→ **PROMPT**
Read the records and gather each line that includes "chevron".

→ **PROVIDED DATA**
--- START ---
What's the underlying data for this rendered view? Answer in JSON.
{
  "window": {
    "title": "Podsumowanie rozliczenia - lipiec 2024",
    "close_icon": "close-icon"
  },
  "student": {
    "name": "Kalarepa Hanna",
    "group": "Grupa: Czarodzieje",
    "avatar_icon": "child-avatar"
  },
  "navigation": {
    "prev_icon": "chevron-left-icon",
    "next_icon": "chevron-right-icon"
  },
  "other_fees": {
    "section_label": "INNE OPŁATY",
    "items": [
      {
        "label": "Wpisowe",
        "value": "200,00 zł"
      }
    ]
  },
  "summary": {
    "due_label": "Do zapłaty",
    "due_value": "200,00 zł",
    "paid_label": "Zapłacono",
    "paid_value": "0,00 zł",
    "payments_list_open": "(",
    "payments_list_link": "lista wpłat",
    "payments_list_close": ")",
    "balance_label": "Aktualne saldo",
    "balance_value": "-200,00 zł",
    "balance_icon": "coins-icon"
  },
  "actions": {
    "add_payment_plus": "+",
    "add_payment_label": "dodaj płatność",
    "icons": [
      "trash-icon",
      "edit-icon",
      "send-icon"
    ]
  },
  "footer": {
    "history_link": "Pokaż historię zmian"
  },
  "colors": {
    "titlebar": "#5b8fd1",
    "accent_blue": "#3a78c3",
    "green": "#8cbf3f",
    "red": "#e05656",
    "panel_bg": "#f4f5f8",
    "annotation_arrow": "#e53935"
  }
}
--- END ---
→ **ANSWER SPACE**
    "prev_icon": "chevron-left-icon",
    "next_icon": "chevron-right-icon"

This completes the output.